Work request: Every line below that mentions the word "Create" should be copied out.

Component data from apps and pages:

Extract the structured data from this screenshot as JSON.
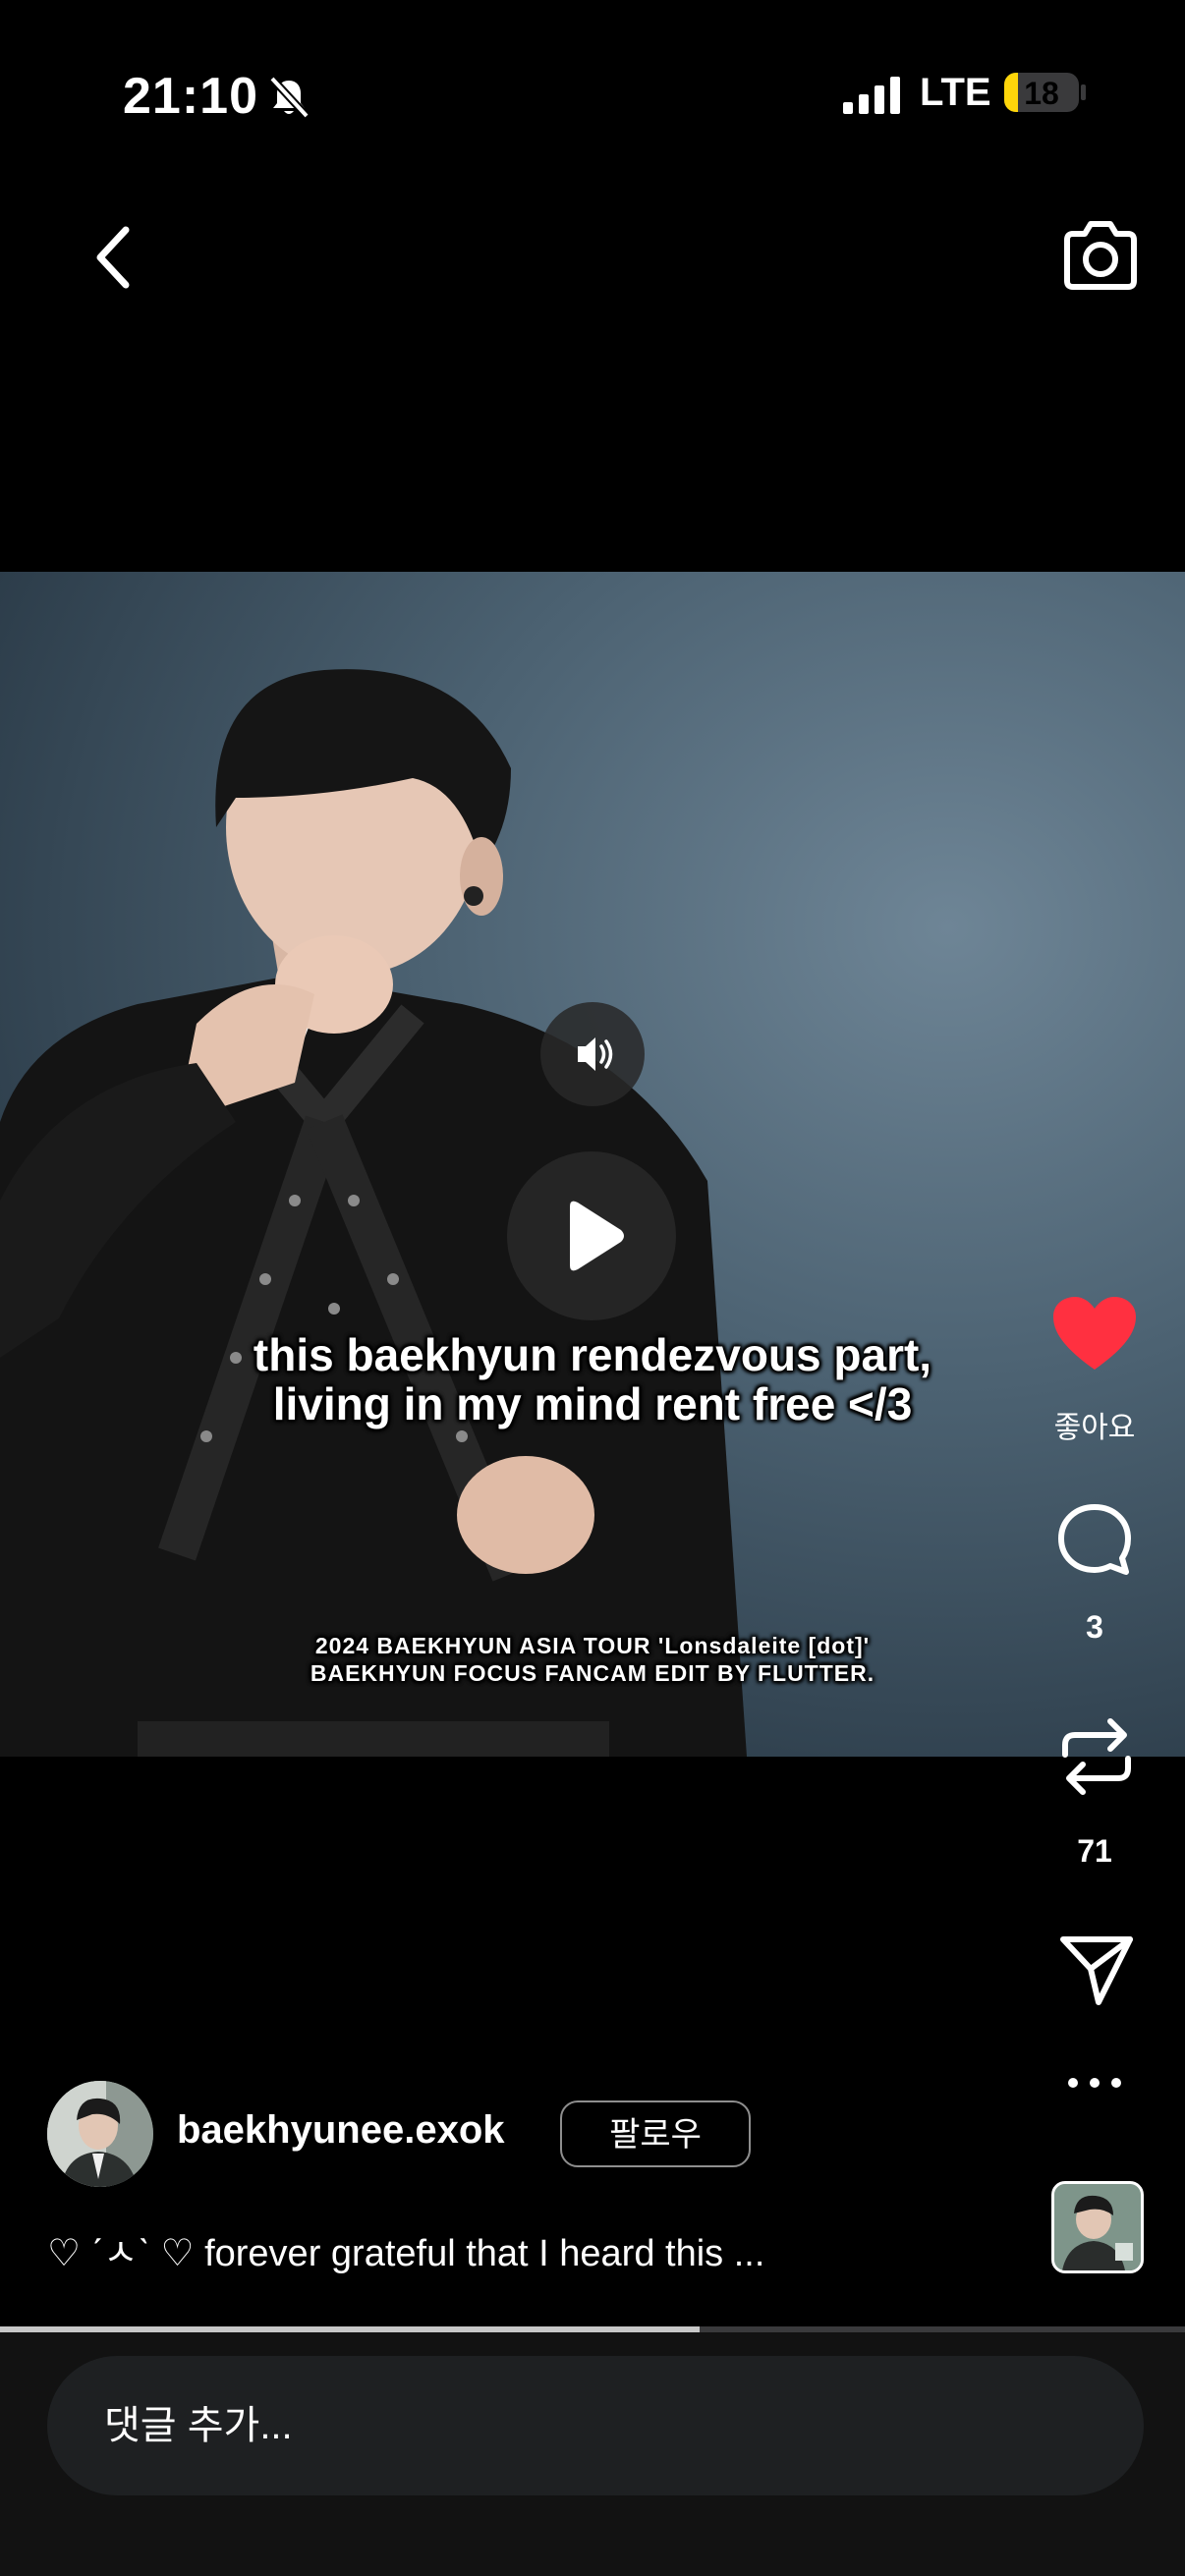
{
  "status_bar": {
    "time": "21:10",
    "network": "LTE",
    "battery": "18",
    "battery_level_percent": 18
  },
  "video": {
    "caption_line1": "this baekhyun rendezvous part,",
    "caption_line2": "living in my mind rent free </3",
    "credit_line1": "2024 BAEKHYUN ASIA TOUR 'Lonsdaleite [dot]'",
    "credit_line2": "BAEKHYUN FOCUS FANCAM EDIT BY FLUTTER.",
    "progress_fraction": 0.59
  },
  "actions": {
    "like_label": "좋아요",
    "comment_count": "3",
    "repost_count": "71",
    "like_color": "#ff3040"
  },
  "post": {
    "username": "baekhyunee.exok",
    "follow_label": "팔로우",
    "caption": "♡ ˊㅅˋ ♡ forever grateful that I heard this ..."
  },
  "comment_box": {
    "placeholder": "댓글 추가..."
  }
}
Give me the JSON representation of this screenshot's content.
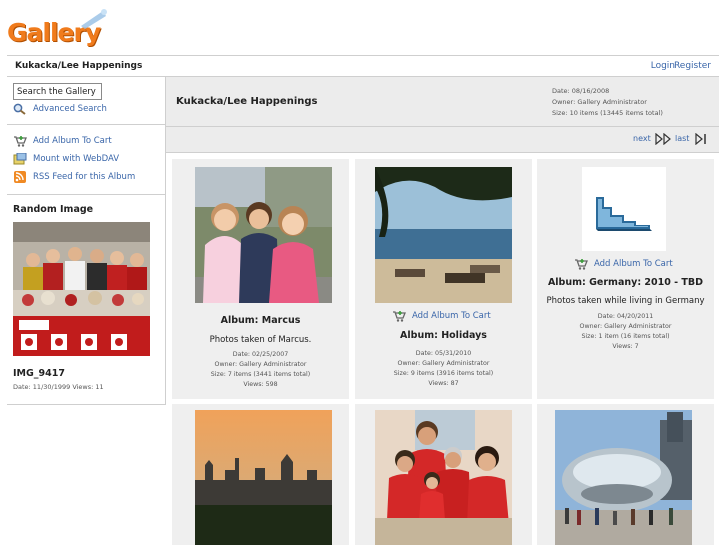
{
  "header": {
    "logo_text": "Gallery"
  },
  "topbar": {
    "breadcrumb": "Kukacka/Lee Happenings",
    "login": "Login",
    "register": "Register"
  },
  "sidebar": {
    "search_value": "Search the Gallery",
    "advanced_search": "Advanced Search",
    "actions": [
      {
        "label": "Add Album To Cart",
        "icon": "cart-icon"
      },
      {
        "label": "Mount with WebDAV",
        "icon": "webdav-icon"
      },
      {
        "label": "RSS Feed for this Album",
        "icon": "rss-icon"
      }
    ],
    "random_title": "Random Image",
    "random_name": "IMG_9417",
    "random_meta": "Date: 11/30/1999 Views: 11"
  },
  "album": {
    "title": "Kukacka/Lee Happenings",
    "date": "Date: 08/16/2008",
    "owner": "Owner: Gallery Administrator",
    "size": "Size: 10 items (13445 items total)"
  },
  "pager": {
    "next": "next",
    "last": "last"
  },
  "items": [
    {
      "title": "Album: Marcus",
      "desc": "Photos taken of Marcus.",
      "date": "Date: 02/25/2007",
      "owner": "Owner: Gallery Administrator",
      "size": "Size: 7 items (3441 items total)",
      "views": "Views: 598"
    },
    {
      "cart": "Add Album To Cart",
      "title": "Album: Holidays",
      "date": "Date: 05/31/2010",
      "owner": "Owner: Gallery Administrator",
      "size": "Size: 9 items (3916 items total)",
      "views": "Views: 87"
    },
    {
      "cart": "Add Album To Cart",
      "title": "Album: Germany: 2010 - TBD",
      "desc": "Photos taken while living in Germany",
      "date": "Date: 04/20/2011",
      "owner": "Owner: Gallery Administrator",
      "size": "Size: 1 item (16 items total)",
      "views": "Views: 7"
    }
  ],
  "colors": {
    "link": "#3a66a9",
    "logo": "#f07b1c",
    "panel": "#ececec"
  }
}
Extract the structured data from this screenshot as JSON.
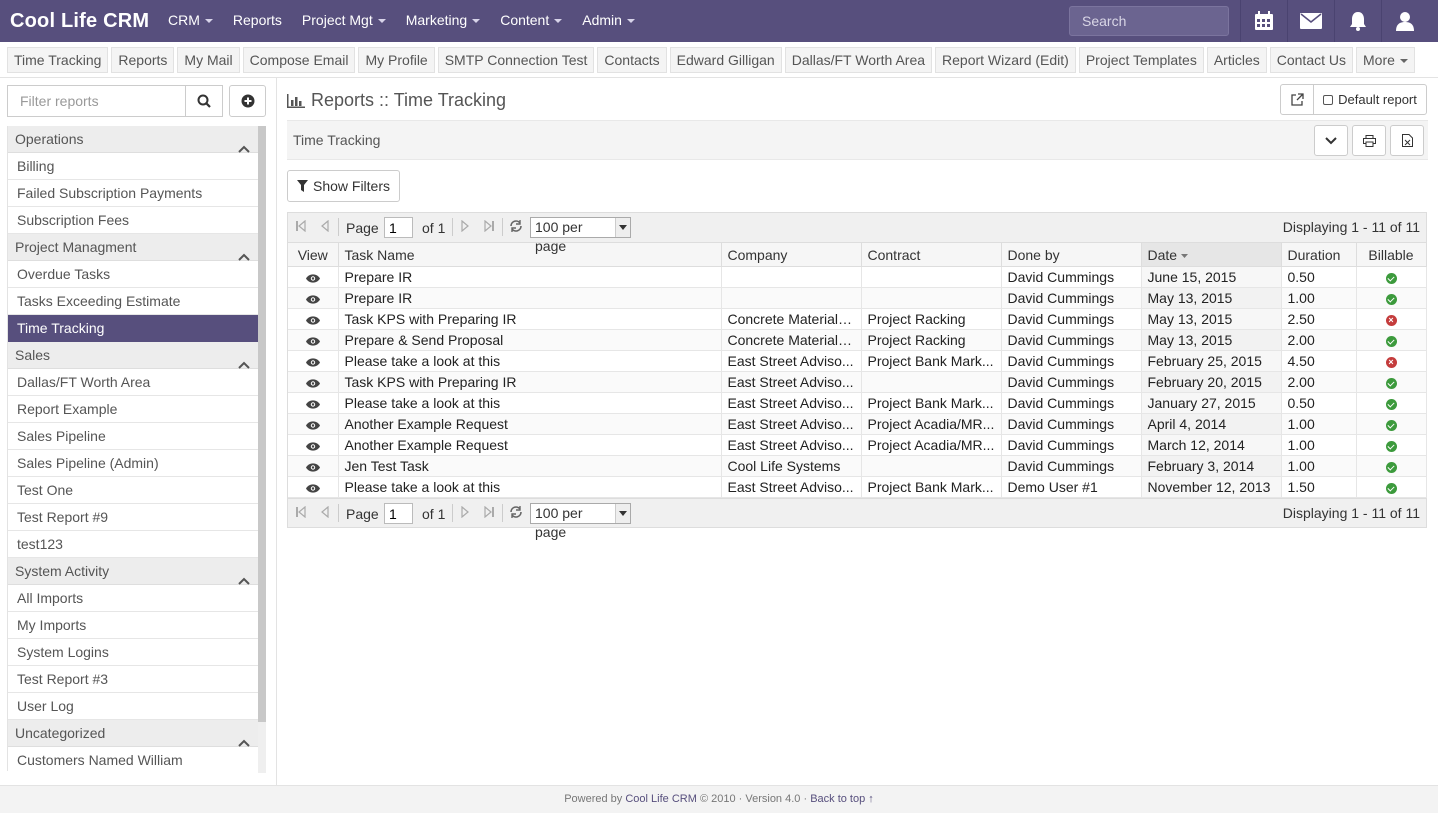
{
  "navbar": {
    "brand": "Cool Life CRM",
    "menu": [
      {
        "label": "CRM",
        "dropdown": true
      },
      {
        "label": "Reports",
        "dropdown": false
      },
      {
        "label": "Project Mgt",
        "dropdown": true
      },
      {
        "label": "Marketing",
        "dropdown": true
      },
      {
        "label": "Content",
        "dropdown": true
      },
      {
        "label": "Admin",
        "dropdown": true
      }
    ],
    "search_placeholder": "Search",
    "icons": [
      "calendar-icon",
      "mail-icon",
      "bell-icon",
      "user-icon"
    ]
  },
  "bookmarks": [
    "Time Tracking",
    "Reports",
    "My Mail",
    "Compose Email",
    "My Profile",
    "SMTP Connection Test",
    "Contacts",
    "Edward Gilligan",
    "Dallas/FT Worth Area",
    "Report Wizard (Edit)",
    "Project Templates",
    "Articles",
    "Contact Us",
    "More"
  ],
  "sidebar": {
    "filter_placeholder": "Filter reports",
    "groups": [
      {
        "name": "Operations",
        "items": [
          "Billing",
          "Failed Subscription Payments",
          "Subscription Fees"
        ]
      },
      {
        "name": "Project Managment",
        "items": [
          "Overdue Tasks",
          "Tasks Exceeding Estimate",
          "Time Tracking"
        ]
      },
      {
        "name": "Sales",
        "items": [
          "Dallas/FT Worth Area",
          "Report Example",
          "Sales Pipeline",
          "Sales Pipeline (Admin)",
          "Test One",
          "Test Report #9",
          "test123"
        ]
      },
      {
        "name": "System Activity",
        "items": [
          "All Imports",
          "My Imports",
          "System Logins",
          "Test Report #3",
          "User Log"
        ]
      },
      {
        "name": "Uncategorized",
        "items": [
          "Customers Named William"
        ]
      }
    ],
    "active_item": "Time Tracking"
  },
  "main": {
    "title": "Reports :: Time Tracking",
    "default_report_label": "Default report",
    "report_bar_title": "Time Tracking",
    "show_filters_label": "Show Filters"
  },
  "pager": {
    "page_label": "Page",
    "page_value": "1",
    "of_label": "of 1",
    "per_page": "100 per page",
    "display_text": "Displaying 1 - 11 of 11"
  },
  "table": {
    "columns": [
      "View",
      "Task Name",
      "Company",
      "Contract",
      "Done by",
      "Date",
      "Duration",
      "Billable"
    ],
    "rows": [
      {
        "task": "Prepare IR",
        "company": "",
        "contract": "",
        "done_by": "David Cummings",
        "date": "June 15, 2015",
        "duration": "0.50",
        "billable": true
      },
      {
        "task": "Prepare IR",
        "company": "",
        "contract": "",
        "done_by": "David Cummings",
        "date": "May 13, 2015",
        "duration": "1.00",
        "billable": true
      },
      {
        "task": "Task KPS with Preparing IR",
        "company": "Concrete Materials ...",
        "contract": "Project Racking",
        "done_by": "David Cummings",
        "date": "May 13, 2015",
        "duration": "2.50",
        "billable": false
      },
      {
        "task": "Prepare & Send Proposal",
        "company": "Concrete Materials ...",
        "contract": "Project Racking",
        "done_by": "David Cummings",
        "date": "May 13, 2015",
        "duration": "2.00",
        "billable": true
      },
      {
        "task": "Please take a look at this",
        "company": "East Street Adviso...",
        "contract": "Project Bank Mark...",
        "done_by": "David Cummings",
        "date": "February 25, 2015",
        "duration": "4.50",
        "billable": false
      },
      {
        "task": "Task KPS with Preparing IR",
        "company": "East Street Adviso...",
        "contract": "",
        "done_by": "David Cummings",
        "date": "February 20, 2015",
        "duration": "2.00",
        "billable": true
      },
      {
        "task": "Please take a look at this",
        "company": "East Street Adviso...",
        "contract": "Project Bank Mark...",
        "done_by": "David Cummings",
        "date": "January 27, 2015",
        "duration": "0.50",
        "billable": true
      },
      {
        "task": "Another Example Request",
        "company": "East Street Adviso...",
        "contract": "Project Acadia/MR...",
        "done_by": "David Cummings",
        "date": "April 4, 2014",
        "duration": "1.00",
        "billable": true
      },
      {
        "task": "Another Example Request",
        "company": "East Street Adviso...",
        "contract": "Project Acadia/MR...",
        "done_by": "David Cummings",
        "date": "March 12, 2014",
        "duration": "1.00",
        "billable": true
      },
      {
        "task": "Jen Test Task",
        "company": "Cool Life Systems",
        "contract": "",
        "done_by": "David Cummings",
        "date": "February 3, 2014",
        "duration": "1.00",
        "billable": true
      },
      {
        "task": "Please take a look at this",
        "company": "East Street Adviso...",
        "contract": "Project Bank Mark...",
        "done_by": "Demo User #1",
        "date": "November 12, 2013",
        "duration": "1.50",
        "billable": true
      }
    ]
  },
  "footer": {
    "prefix": "Powered by",
    "brand_link": "Cool Life CRM",
    "suffix": "© 2010 · Version 4.0 ·",
    "back_to_top": "Back to top ↑"
  },
  "colors": {
    "accent": "#574f7d",
    "billable_yes": "#3c9a3c",
    "billable_no": "#c43c3c"
  }
}
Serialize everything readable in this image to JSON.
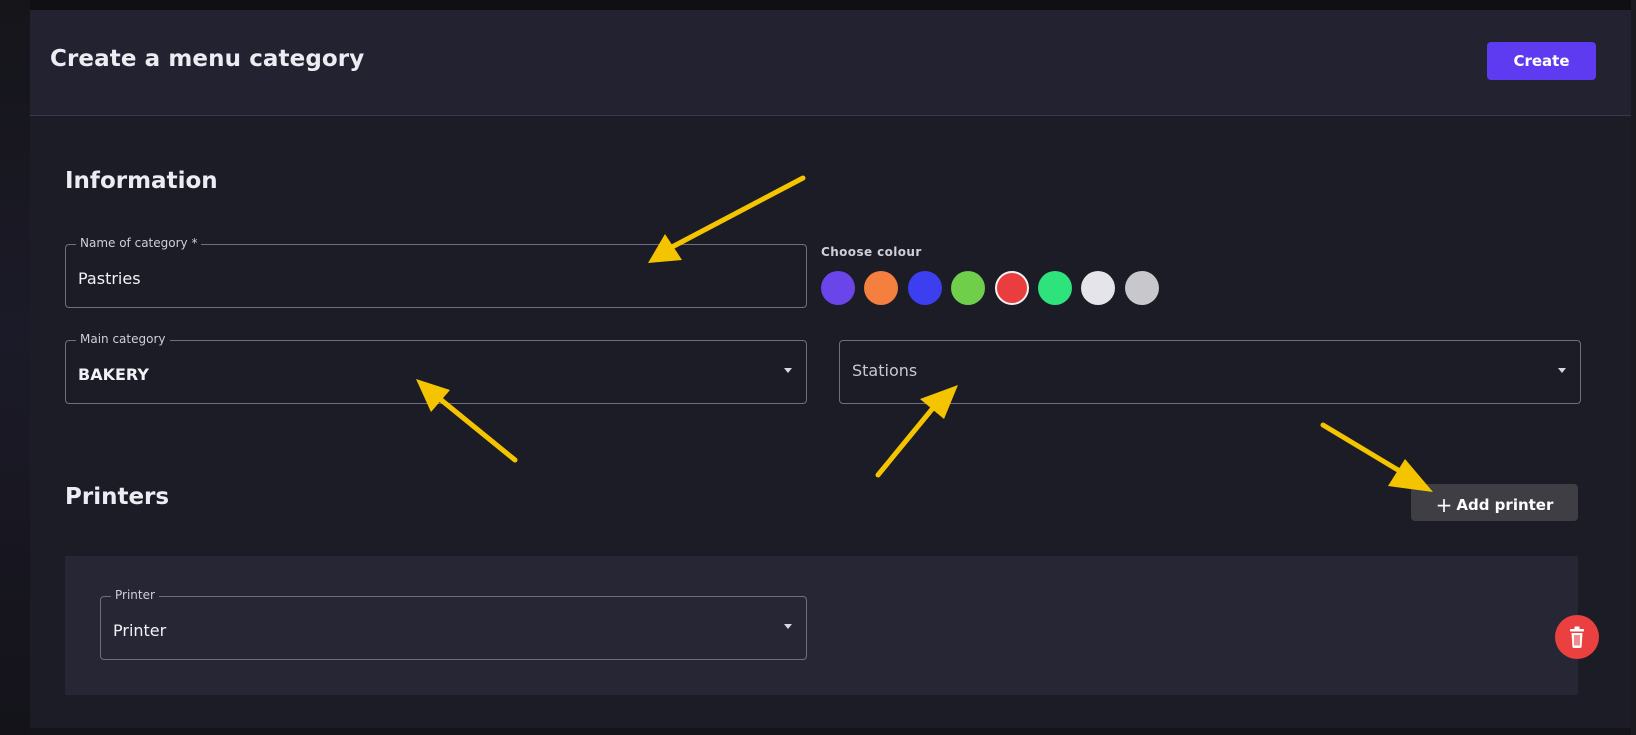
{
  "header": {
    "title": "Create a menu category",
    "create_label": "Create"
  },
  "information": {
    "section_title": "Information",
    "name_field": {
      "label": "Name of category *",
      "value": "Pastries"
    },
    "main_category": {
      "label": "Main category",
      "value": "BAKERY"
    },
    "colour": {
      "label": "Choose colour",
      "swatches": [
        "#6a45ea",
        "#f57f3e",
        "#3c3ff0",
        "#6fcf4a",
        "#ea3d3d",
        "#2ee27c",
        "#e4e4ea",
        "#c8c8cc"
      ],
      "selected": "#ea3d3d"
    },
    "stations": {
      "placeholder": "Stations"
    }
  },
  "printers": {
    "section_title": "Printers",
    "add_label": "Add printer",
    "items": [
      {
        "label": "Printer",
        "value": "Printer"
      }
    ]
  },
  "icons": {
    "add": "plus-icon",
    "dropdown": "chevron-down-icon",
    "delete": "trash-icon"
  },
  "colors": {
    "accent": "#5e3bf0",
    "danger": "#ea4040",
    "annotation": "#f5c400"
  }
}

Exercise answer:
    "title": "Create a menu category",
    "create_label": "Create"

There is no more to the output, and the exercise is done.